Esther Earl was a girl who was diagnosed with thyroid cancer at the age of 12. After several complications, she died at the age of 16. Despite her young age, she lived a full loving life with her family and … Continue reading
It’s not rare to see young adult books become a major motion picture eh? There is Harry Potter, The Lord of the Rings/The Hobbit, Twilight, The Hunger Games, and now comes the newest series-turn-movie: Divergent. Now only being less than a month away from coming to theatres (coming to a theatre near you March 20th), I figured it would be appropriate to read the book and see what all the teen fiction hubbub is all about. I’m going to try my best to steer away from any major spoilers and just stick to my bookmarked thoughts (see what I did there?).

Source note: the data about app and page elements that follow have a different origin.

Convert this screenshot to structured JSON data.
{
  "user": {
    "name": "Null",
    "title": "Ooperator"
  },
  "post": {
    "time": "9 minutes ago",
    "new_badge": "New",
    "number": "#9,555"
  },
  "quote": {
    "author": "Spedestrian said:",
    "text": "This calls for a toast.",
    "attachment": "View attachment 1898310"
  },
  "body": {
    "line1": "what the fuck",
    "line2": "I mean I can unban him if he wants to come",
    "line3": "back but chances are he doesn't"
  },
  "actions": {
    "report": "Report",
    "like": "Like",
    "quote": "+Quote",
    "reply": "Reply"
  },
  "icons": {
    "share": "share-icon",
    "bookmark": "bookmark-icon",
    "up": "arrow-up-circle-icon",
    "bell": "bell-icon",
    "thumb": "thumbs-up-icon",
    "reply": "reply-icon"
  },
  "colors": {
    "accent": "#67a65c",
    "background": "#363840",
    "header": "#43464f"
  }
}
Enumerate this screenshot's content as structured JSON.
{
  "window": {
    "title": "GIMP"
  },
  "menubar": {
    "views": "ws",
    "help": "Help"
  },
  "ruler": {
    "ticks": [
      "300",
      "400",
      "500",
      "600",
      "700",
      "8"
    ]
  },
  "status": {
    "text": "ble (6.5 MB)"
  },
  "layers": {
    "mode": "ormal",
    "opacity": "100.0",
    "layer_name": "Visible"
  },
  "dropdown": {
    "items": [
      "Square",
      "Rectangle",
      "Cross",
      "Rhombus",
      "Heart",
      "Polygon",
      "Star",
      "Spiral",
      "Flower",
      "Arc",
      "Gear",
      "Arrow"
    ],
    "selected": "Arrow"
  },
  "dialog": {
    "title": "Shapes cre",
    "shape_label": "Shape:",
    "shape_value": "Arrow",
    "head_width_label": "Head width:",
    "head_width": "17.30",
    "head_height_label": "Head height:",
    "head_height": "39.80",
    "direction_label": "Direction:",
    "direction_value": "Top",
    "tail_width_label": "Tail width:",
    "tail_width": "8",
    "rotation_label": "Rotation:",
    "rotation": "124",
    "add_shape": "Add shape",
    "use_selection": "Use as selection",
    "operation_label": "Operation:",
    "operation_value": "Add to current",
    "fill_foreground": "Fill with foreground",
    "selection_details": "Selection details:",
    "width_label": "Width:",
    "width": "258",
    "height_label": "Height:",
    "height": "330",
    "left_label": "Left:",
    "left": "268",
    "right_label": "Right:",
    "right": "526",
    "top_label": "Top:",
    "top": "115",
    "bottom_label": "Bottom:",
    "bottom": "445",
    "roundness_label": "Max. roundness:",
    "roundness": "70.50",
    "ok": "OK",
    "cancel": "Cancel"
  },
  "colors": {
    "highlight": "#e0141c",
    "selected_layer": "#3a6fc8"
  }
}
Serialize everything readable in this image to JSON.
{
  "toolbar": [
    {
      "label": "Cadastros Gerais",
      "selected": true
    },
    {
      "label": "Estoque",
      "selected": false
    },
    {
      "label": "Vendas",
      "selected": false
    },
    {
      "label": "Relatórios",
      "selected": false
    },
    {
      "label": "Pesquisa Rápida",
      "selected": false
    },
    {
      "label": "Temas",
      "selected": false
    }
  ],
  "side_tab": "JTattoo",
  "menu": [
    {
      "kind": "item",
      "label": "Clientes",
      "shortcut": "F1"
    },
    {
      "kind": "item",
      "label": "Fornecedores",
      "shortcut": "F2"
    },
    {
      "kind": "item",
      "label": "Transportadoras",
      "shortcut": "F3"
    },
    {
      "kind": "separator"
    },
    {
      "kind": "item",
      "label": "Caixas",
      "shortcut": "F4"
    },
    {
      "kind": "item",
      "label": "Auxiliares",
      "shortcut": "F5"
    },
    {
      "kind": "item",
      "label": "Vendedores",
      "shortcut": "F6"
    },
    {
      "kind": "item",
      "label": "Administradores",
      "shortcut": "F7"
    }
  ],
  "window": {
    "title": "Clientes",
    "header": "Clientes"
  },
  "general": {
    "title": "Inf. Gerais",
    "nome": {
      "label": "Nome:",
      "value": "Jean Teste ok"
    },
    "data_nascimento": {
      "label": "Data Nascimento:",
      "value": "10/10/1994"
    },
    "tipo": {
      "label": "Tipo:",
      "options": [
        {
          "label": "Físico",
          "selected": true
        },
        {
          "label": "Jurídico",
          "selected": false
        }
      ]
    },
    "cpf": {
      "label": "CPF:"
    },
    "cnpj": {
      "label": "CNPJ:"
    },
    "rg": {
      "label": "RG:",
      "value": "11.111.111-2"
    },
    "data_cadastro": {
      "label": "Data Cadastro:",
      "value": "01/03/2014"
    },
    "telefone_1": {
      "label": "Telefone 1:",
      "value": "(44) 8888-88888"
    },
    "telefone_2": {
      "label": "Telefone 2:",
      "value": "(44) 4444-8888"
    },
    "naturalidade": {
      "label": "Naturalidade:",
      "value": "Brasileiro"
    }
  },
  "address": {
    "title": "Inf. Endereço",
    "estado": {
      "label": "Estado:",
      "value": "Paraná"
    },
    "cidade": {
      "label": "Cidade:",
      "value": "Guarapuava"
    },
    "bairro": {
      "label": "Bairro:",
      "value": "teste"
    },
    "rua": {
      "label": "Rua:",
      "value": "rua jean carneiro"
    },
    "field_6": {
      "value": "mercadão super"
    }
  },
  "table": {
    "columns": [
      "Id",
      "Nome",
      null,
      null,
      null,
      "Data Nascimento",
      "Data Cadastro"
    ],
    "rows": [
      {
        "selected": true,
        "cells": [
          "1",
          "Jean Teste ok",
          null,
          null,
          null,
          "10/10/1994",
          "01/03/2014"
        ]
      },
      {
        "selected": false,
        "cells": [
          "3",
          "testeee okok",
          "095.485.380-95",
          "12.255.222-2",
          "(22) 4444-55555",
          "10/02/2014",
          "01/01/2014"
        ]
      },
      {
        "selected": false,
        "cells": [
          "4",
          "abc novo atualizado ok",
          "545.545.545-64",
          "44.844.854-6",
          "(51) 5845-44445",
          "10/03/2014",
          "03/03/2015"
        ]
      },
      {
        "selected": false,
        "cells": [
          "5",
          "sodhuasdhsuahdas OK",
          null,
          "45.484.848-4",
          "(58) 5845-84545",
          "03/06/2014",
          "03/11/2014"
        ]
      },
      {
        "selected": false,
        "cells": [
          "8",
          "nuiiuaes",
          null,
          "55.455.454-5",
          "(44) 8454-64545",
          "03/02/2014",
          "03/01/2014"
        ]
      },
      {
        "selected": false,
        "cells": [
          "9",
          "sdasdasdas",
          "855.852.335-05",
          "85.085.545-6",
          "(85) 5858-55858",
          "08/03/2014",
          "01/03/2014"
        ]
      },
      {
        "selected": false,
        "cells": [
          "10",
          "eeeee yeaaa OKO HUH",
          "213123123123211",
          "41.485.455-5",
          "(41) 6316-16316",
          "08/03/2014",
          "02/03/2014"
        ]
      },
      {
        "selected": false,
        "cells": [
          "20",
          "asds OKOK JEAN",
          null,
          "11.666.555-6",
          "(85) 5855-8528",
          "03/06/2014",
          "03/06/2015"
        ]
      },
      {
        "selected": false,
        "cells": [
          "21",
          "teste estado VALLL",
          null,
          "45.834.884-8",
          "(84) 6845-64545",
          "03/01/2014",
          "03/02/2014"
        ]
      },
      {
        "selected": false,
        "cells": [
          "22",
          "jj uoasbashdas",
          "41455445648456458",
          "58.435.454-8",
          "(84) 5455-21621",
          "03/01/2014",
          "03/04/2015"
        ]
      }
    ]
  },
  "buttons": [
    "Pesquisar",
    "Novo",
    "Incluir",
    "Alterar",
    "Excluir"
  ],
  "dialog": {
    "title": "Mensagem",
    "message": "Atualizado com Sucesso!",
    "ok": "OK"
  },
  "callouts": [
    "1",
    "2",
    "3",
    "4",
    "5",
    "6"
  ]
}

As time does what it does (goes on), the survivors of the Holocaust begin to become lost to us here in the present. As a young adult in her early 20s, I can’t say that I have any idea what World War Two was like. Of course I know the logistics of the war: who was in power in what country, the economic strife of Germany, who was on what side, the invasion in Poland, what blitzkerg means, Hilter not wanting to play nice with the Jews, the horrific happenings of concentration camps, etc. Thank you high school history class. But that is where my knowledge of the war ends. Luckily, Spiegelman draws a vivid picture of the Holocaust with the help of his father Vladek Spiegelman.
Truthfully I was pleasantly surprised by this book. I have been a fan of Green’s book for a couple years now, but An Abundance of Katherines is the book I have heard the least amount of hype so I assumed it would not be as strong as say TFIOS or Looking For Alaska. Was I ever wrong.